African cinema has adopted a self-financing strategy


The share of African films represents only 3% of the total film market on the African continent, while American films represent 70%. Countries such as Morocco and Nigeria are developing an industry and a production that is taking the continent to a higher level.

Reflecting the realities and aspirations of the continent, many directors see their art as a way of preserving cultural heritage, and educating viewers about the most pressing problems on the continent. Therefore, African filmmakers announced at the last Cannes Film Festival a pan-African fund to support the African cinema.

African filmmakers, gathered in the Pan African Federation of Filmmakers (FEPACI), intend to finance African productions. Public and private stakeholders are invited to contribute to the Pun-African Fund to support the cinema on the continent.

The fund aims to provide the necessary impetus for the restructuring of the film industry on the African continent. African filmmakers want their governments to raise awareness of the need to finance the continent’s cinema.

The fund will certainly have a direct relationship with the AU. For now, the pan-African organization is familiar with the question. But in this first phase of the fund’s implementation, the main partner is the Organisation Internationalle de la Francophonie (OIF).

For four years, the Film Fund of the French Ministry of Foreign Affairs has provided a budget of 8.5 million Euros for the production of African films. This funding envelope helped finance 66 films. Since 2010, its target figure - 10 million Euros - implies the co-production of a catalogue of 15 films over 5 years. By financing films, France only assumes the right to broadcast through the French cultural centres’ network.

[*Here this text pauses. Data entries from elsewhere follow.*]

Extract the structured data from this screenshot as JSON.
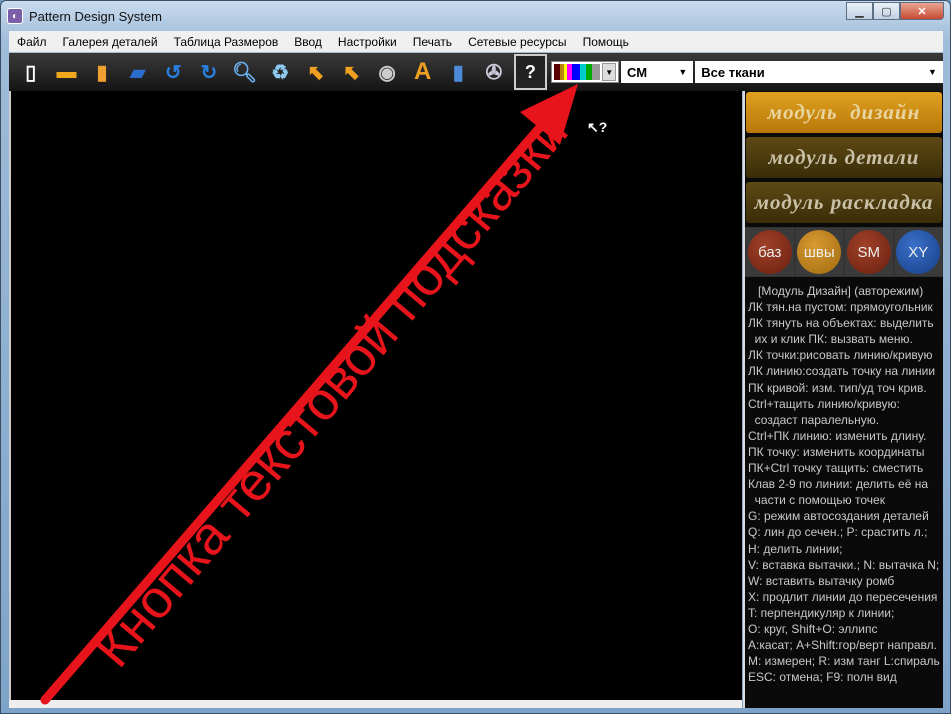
{
  "window": {
    "title": "Pattern Design System",
    "minimize": "▁",
    "maximize": "▢",
    "close": "✕"
  },
  "menu": [
    "Файл",
    "Галерея деталей",
    "Таблица Размеров",
    "Ввод",
    "Настройки",
    "Печать",
    "Сетевые ресурсы",
    "Помощь"
  ],
  "toolbar": {
    "icons": [
      "new-file",
      "open-folder",
      "save",
      "add-folder",
      "undo",
      "redo",
      "zoom",
      "recycle",
      "arrow-select",
      "arrow-curve-select",
      "ring",
      "text",
      "ruler",
      "film-reel"
    ],
    "help_label": "?",
    "unit": "СМ",
    "fabric": "Все ткани"
  },
  "modules": [
    "модуль  дизайн",
    "модуль детали",
    "модуль раскладка"
  ],
  "circle_buttons": [
    {
      "label": "баз",
      "color": "#7a2a14"
    },
    {
      "label": "швы",
      "color": "#b8801c"
    },
    {
      "label": "SM",
      "color": "#7a2a14"
    },
    {
      "label": "XY",
      "color": "#1e4fa0"
    }
  ],
  "help_lines": [
    "   [Модуль Дизайн] (авторежим)",
    "ЛК тян.на пустом: прямоугольник",
    "ЛК тянуть на объектах: выделить",
    "  их и клик ПК: вызвать меню.",
    "ЛК точки:рисовать линию/кривую",
    "ЛК линию:создать точку на линии",
    "ПК кривой: изм. тип/уд точ крив.",
    "Ctrl+тащить линию/кривую:",
    "  создаст паралельную.",
    "Ctrl+ПК линию: изменить длину.",
    "ПК точку: изменить координаты",
    "ПК+Ctrl точку тащить: сместить",
    "Клав 2-9 по линии: делить её на",
    "  части с помощью точек",
    "G: режим автосоздания деталей",
    "Q: лин до сечен.; P: срастить л.;",
    "H: делить линии;",
    "V: вставка вытачки.; N: вытачка N;",
    "W: вставить вытачку ромб",
    "X: продлит линии до пересечения",
    "T: перпендикуляр к линии;",
    "O: круг, Shift+O: эллипс",
    "A:касат; A+Shift:гор/верт направл.",
    "M: измерен; R: изм танг L:спираль",
    "ESC: отмена; F9: полн вид"
  ],
  "annotation": {
    "text": "Кнопка текстовой подсказки",
    "color": "#e8141c"
  }
}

Nigeria is regarded as the giant of African film production, a phenomenon explained by the boom in home videos of its movies. There are some impressive numbers: 650 official film releases in 2000 (more than double in pirate releases), 15,000 video clubs identified, more than 260 production companies ... but only 5 cinemas in Lagos, Nigeria's movie capital. If the traditional cinema circuit is so none-xistent, it's because films do not come out in the cinemas, but they come directly as DVDs or VHS.

This success is contagious. Today, analogue production has turned digital and it sells 10 to 20,000 copies for about 1 Euro per tape. The offer has multiplied exponentially. The Nigerian home video is exported so well that it generates a turnover exceeding 750,000 Euros.

If cinemas are still scarce considering that there are a billion Africans, the other broadcasting channels, including digital and cable ones, have the wind in their sails. A private television channel in South Africa, M-Net has created an archive of key African films by buying the rights for them and putting them into digital format.

The rights are valid for twenty-five years on all broadcasts made on the African continent - and sometimes beyond that - whether they take place in cinemas, via Internet, cable and even mobile phones when this technology gets developed in Africa.

Ultimately, festivals remain vital appointment for the African 7th art: Bamako, Carthage, Johannesburg, Marrakech, Ouagadougou, Yaoundé: each year all these cities celebrate African cinemas. These festivals represent real showcases for the African cinema and they also have forums where directors of can discuss all sorts of issues.
Source: Afrique Avenir, November 30th, 2010